6 people face charges of animal abuse

Published 9:24 am Thursday, October 23, 2008

Six people ranging in age from 18 to 60 have been charged with animal abuse following an investigation at a hog-confinement facility in Bayard, Iowa, that contracts with Hormel Foods.

On Tuesday, the Greene County Sheriff’s Office and Attorney’s Office completed their investigation into a complaint of animal cruelty reported on Sept. 15 by the People for the Ethical Treatment of Animals. They alleged the abuse took place at a hog-confinement facility located in southwestern Greene County. The owners of the facility are MowMar of Fairmont in Minnesota and the site is managed by Suidae Health and Production.

PETA supplied the Greene County Sheriff’s Office with videotaped incidents of alleged abuse last summer. It reportedly was documented by undercover employees who were working for PETA. During the investigation, a number of present and past employees were interviewed.

Email newsletter signup

MowMar confirmed Wednesday that all employees charged no longer work there.

Charged in the matter are:

Jordan M. Anderson, 26, of Audubon, Iowa, a former on-site manager: two counts of aiding and abetting livestock abuse, an aggravated misdemeanor, and one count of simple misdemeanor livestock neglect,

Greg W. Hackler, 18, of Jefferson, Iowa: two counts of livestock abuse,

Shawn M. Lyons, 35, of Bayard: one count of livestock neglect,

Shelly A. Mauch, 34, of Scranton, Iowa: one count of livestock neglect,

Richard M. Ralston, 27, of Bayard: five counts of livestock abuse,

Alan B. Rettig, 60, of Scranton: five counts of livestock abuse

Warrants have been issued for the defendants and once arrested they will have their initial appearance before the Greene County magistrate.

Under Iowa law, an aggravated misdemeanor carries a maximum penalty of up to two years in prison and a minimum $625 fine or a maximum fine of $6,250. A simple misdemeanor carries up to a maximum of 30 days in the county jail and a minimum $60 fine or a maximum fine of $625.

MowMar released a statement following the release of the defendant’s names and charges.

“All six employees charged by the Greene County sheriff and attorney are no longer employed at the farm. MowMar owners and management will continue to cooperate fully with law enforcement and review the findings from the Sheriff’s Office investigation.

“Further, based on new evidence, Suidae Health & Production, the farm management firm, has terminated the manager of the farm. All existing and new employees receive extensive and ongoing training to ensure that our ‘zero-tolerance policy’ with respect to mistreatment or abuse of farm animals is upheld.

“MowMar shares the goal of ensuring that all animals managed by our operations are treated in a humane manner, guided by policies that meet the highest legal, ethical and industry standards for animal husbandry.”

The vice president of PETA, Bruce Friedrich, addressed the alleged hog abuse at Suidae during a press conference in Austin Tuesday, also berating Hormel for not ensuring the manager featured in the video footage was fired. PETA confirmed the manager was still employed at Suidae Monday, and has applauded the Greene County Sheriff’s Office for its investigation.
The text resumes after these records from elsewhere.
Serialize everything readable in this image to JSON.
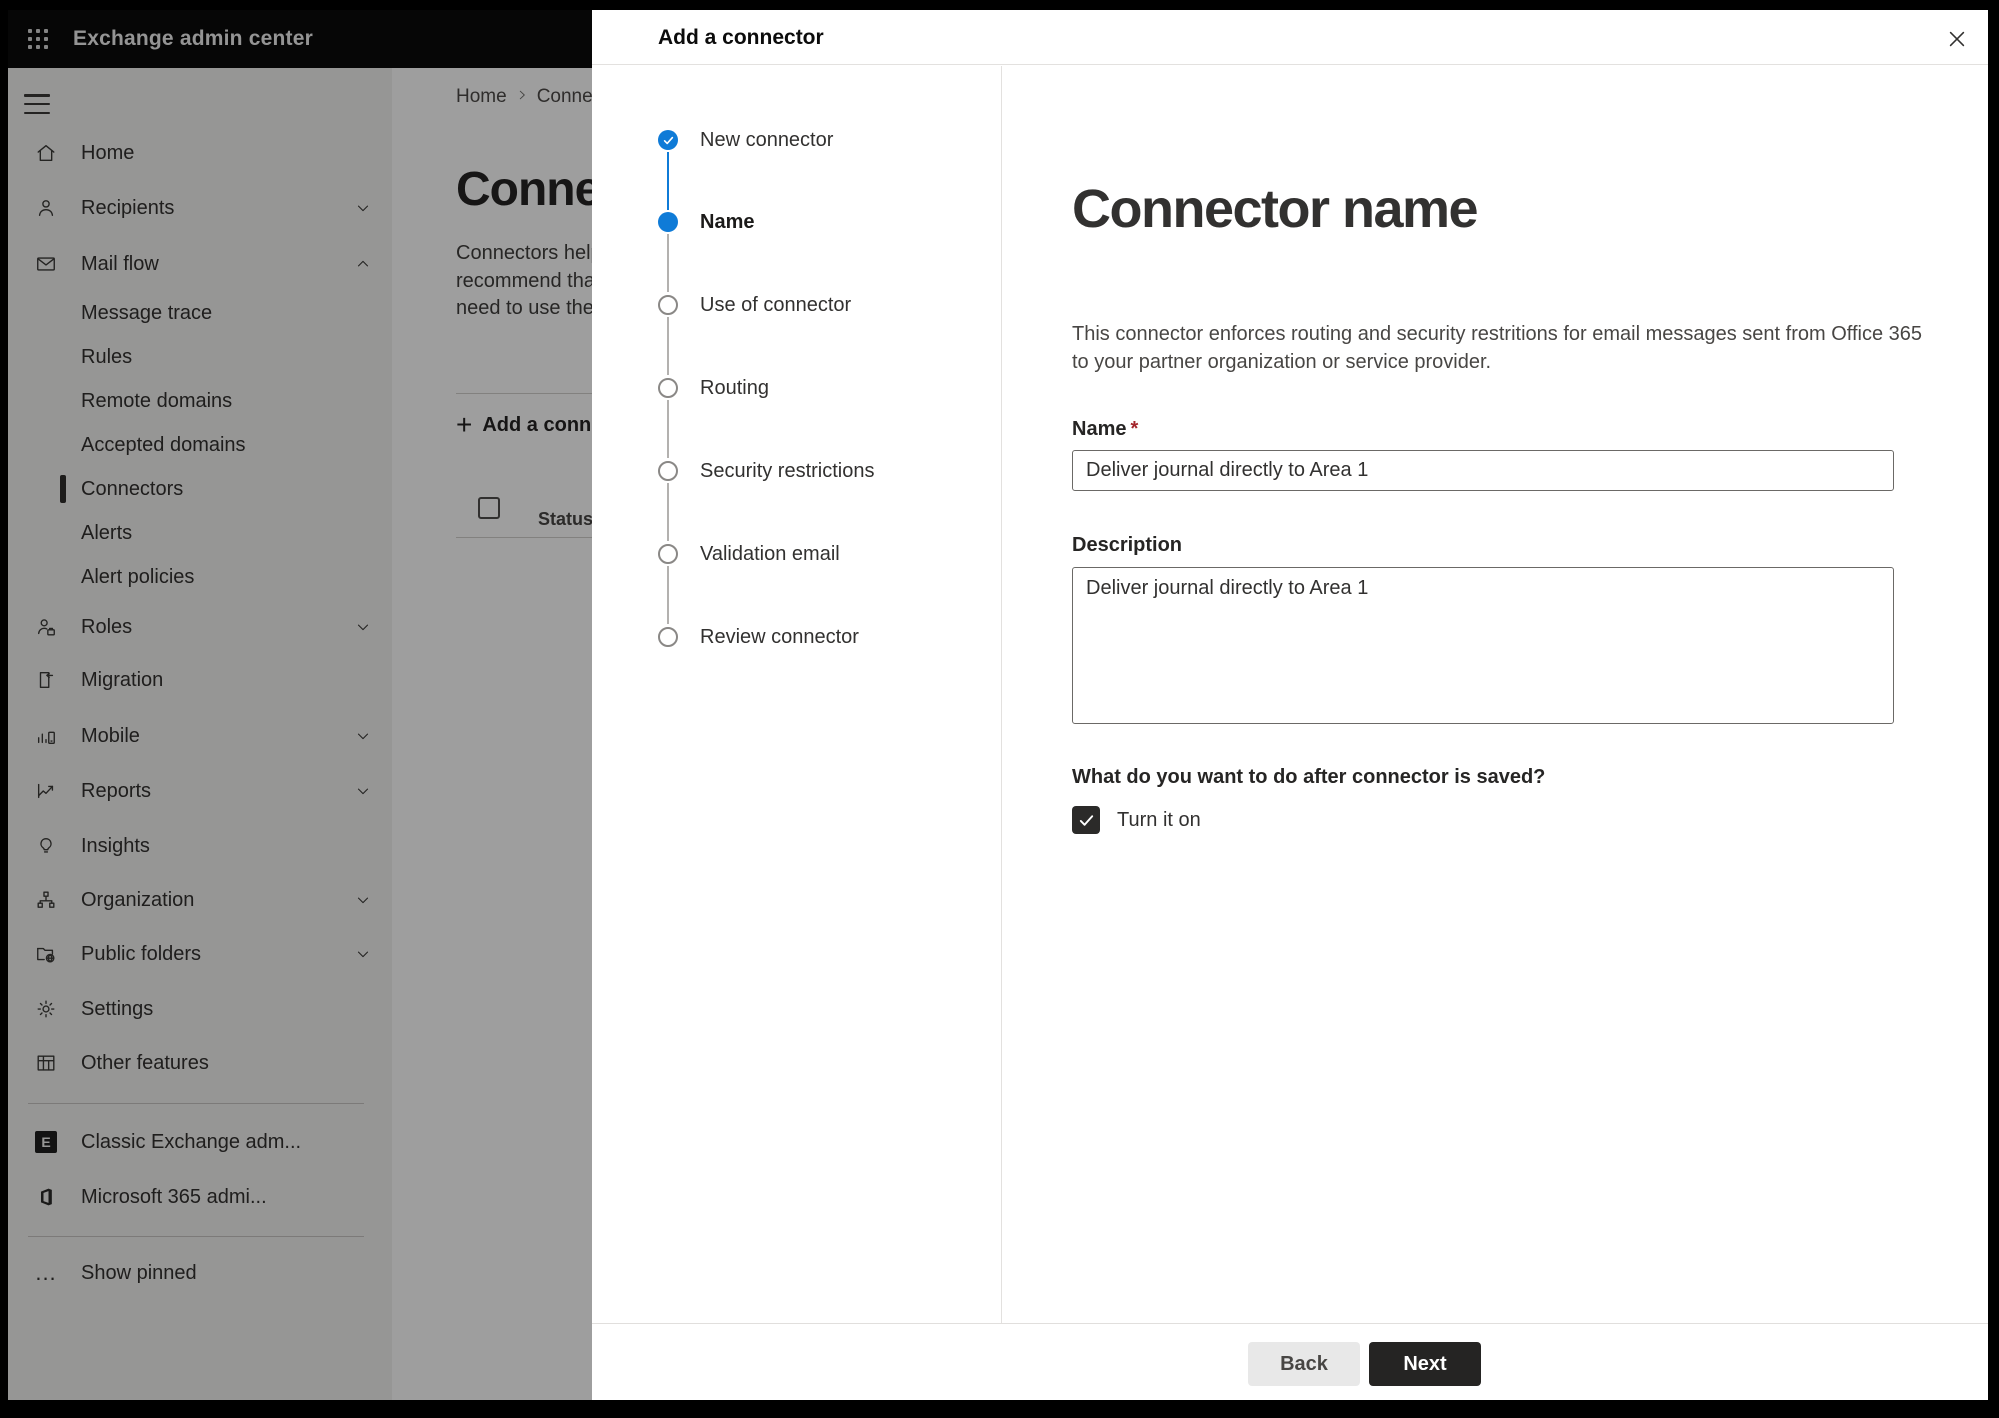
{
  "topbar": {
    "title": "Exchange admin center"
  },
  "background_page": {
    "breadcrumb": {
      "home": "Home",
      "current": "Conne"
    },
    "title": "Connec",
    "description_lines": [
      "Connectors help",
      "recommend that",
      "need to use ther"
    ],
    "add_button_label": "Add a conn",
    "plus_glyph": "+",
    "table_status_header": "Status"
  },
  "sidebar": {
    "items": [
      {
        "label": "Home",
        "icon": "home-icon"
      },
      {
        "label": "Recipients",
        "icon": "person-icon",
        "chevron": "down"
      },
      {
        "label": "Mail flow",
        "icon": "mail-icon",
        "chevron": "up"
      },
      {
        "label": "Message trace",
        "sub": true
      },
      {
        "label": "Rules",
        "sub": true
      },
      {
        "label": "Remote domains",
        "sub": true
      },
      {
        "label": "Accepted domains",
        "sub": true
      },
      {
        "label": "Connectors",
        "sub": true,
        "selected": true
      },
      {
        "label": "Alerts",
        "sub": true
      },
      {
        "label": "Alert policies",
        "sub": true
      },
      {
        "label": "Roles",
        "icon": "roles-icon",
        "chevron": "down"
      },
      {
        "label": "Migration",
        "icon": "migration-icon"
      },
      {
        "label": "Mobile",
        "icon": "mobile-icon",
        "chevron": "down"
      },
      {
        "label": "Reports",
        "icon": "reports-icon",
        "chevron": "down"
      },
      {
        "label": "Insights",
        "icon": "insights-icon"
      },
      {
        "label": "Organization",
        "icon": "organization-icon",
        "chevron": "down"
      },
      {
        "label": "Public folders",
        "icon": "public-folders-icon",
        "chevron": "down"
      },
      {
        "label": "Settings",
        "icon": "settings-icon"
      },
      {
        "label": "Other features",
        "icon": "other-features-icon"
      },
      {
        "label": "Classic Exchange adm...",
        "icon": "exchange-logo-icon"
      },
      {
        "label": "Microsoft 365 admi...",
        "icon": "office-logo-icon"
      },
      {
        "label": "Show pinned",
        "icon": "ellipsis-icon"
      }
    ],
    "exchange_logo_letter": "E",
    "ellipsis_glyph": "..."
  },
  "dialog": {
    "title": "Add a connector",
    "steps": [
      {
        "label": "New connector",
        "state": "completed"
      },
      {
        "label": "Name",
        "state": "current"
      },
      {
        "label": "Use of connector",
        "state": "upcoming"
      },
      {
        "label": "Routing",
        "state": "upcoming"
      },
      {
        "label": "Security restrictions",
        "state": "upcoming"
      },
      {
        "label": "Validation email",
        "state": "upcoming"
      },
      {
        "label": "Review connector",
        "state": "upcoming"
      }
    ],
    "content": {
      "heading": "Connector name",
      "description_line1": "This connector enforces routing and security restritions for email messages sent from Office 365",
      "description_line2": "to your partner organization or service provider.",
      "name_label": "Name",
      "required_marker": "*",
      "name_value": "Deliver journal directly to Area 1",
      "description_label": "Description",
      "description_value": "Deliver journal directly to Area 1",
      "after_save_question": "What do you want to do after connector is saved?",
      "turn_on_label": "Turn it on",
      "turn_on_checked": true
    },
    "footer": {
      "back_label": "Back",
      "next_label": "Next"
    }
  },
  "colors": {
    "accent_blue": "#0f7bd7",
    "checkbox_dark": "#2b2a29",
    "required_red": "#a4262c"
  }
}
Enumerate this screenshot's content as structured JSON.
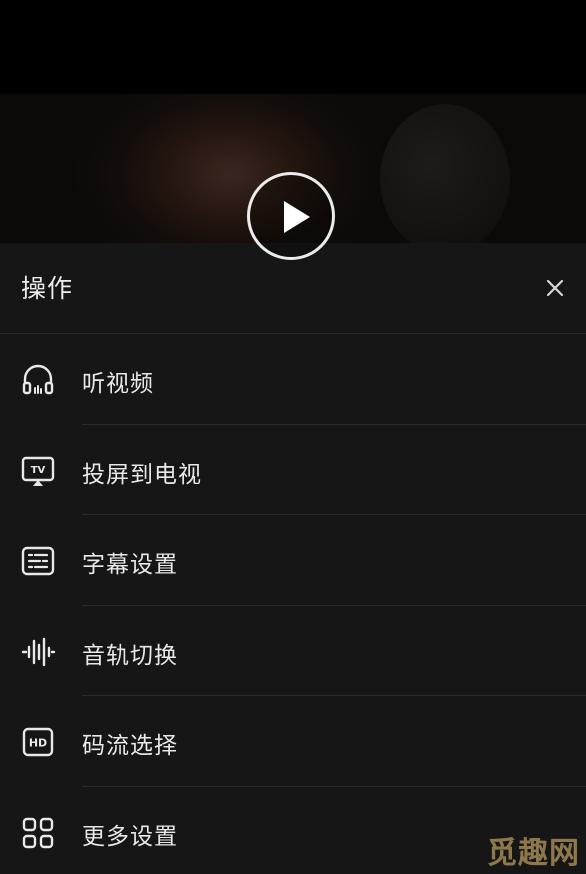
{
  "sheet": {
    "title": "操作"
  },
  "menu": {
    "items": [
      {
        "label": "听视频",
        "icon": "headphones-icon"
      },
      {
        "label": "投屏到电视",
        "icon": "tv-cast-icon"
      },
      {
        "label": "字幕设置",
        "icon": "subtitles-icon"
      },
      {
        "label": "音轨切换",
        "icon": "audio-waveform-icon"
      },
      {
        "label": "码流选择",
        "icon": "hd-icon"
      },
      {
        "label": "更多设置",
        "icon": "grid-icon"
      }
    ]
  },
  "watermark": {
    "text": "觅趣网"
  },
  "colors": {
    "sheet_background": "#161616",
    "text": "#e8e8e8",
    "divider": "#2a2a2a"
  }
}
“The sheriff seems to be taking the situation more seriously than other investigators,” Friedrich said.

Friedrich told media during the conference at AmericInn that Austin-based Hormel Foods does not reply to requests asking for meetings, calling it one of the worst companies to deal with in the food industry.

“We would like to cooperate with them,” Friedrich said. “They are not a company that cares about cruelty to animals.”

Julie Craven, vice president of corporate communications at Hormel, released a statement Tuesday.

“We found the images in the footage from the Iowa farm appalling, and they are inconsistent with our standards and industry standards for animal handling,” Craven stated. “The abuse on the video shows practices that are completely unacceptable.

“We are working with our entire supply chain to ensure proper animal handling procedures are always taking place. We will continue this important practice going forward,” she said.

PETA is based in Norfolk, Va. For more information about the organization, or to view the video shown during the press conference, visit www.peta.org.

A Sept. 17 video of Hormel Foods’ statement is at www.hormelfoods.com/newsroom/animalhandling.html.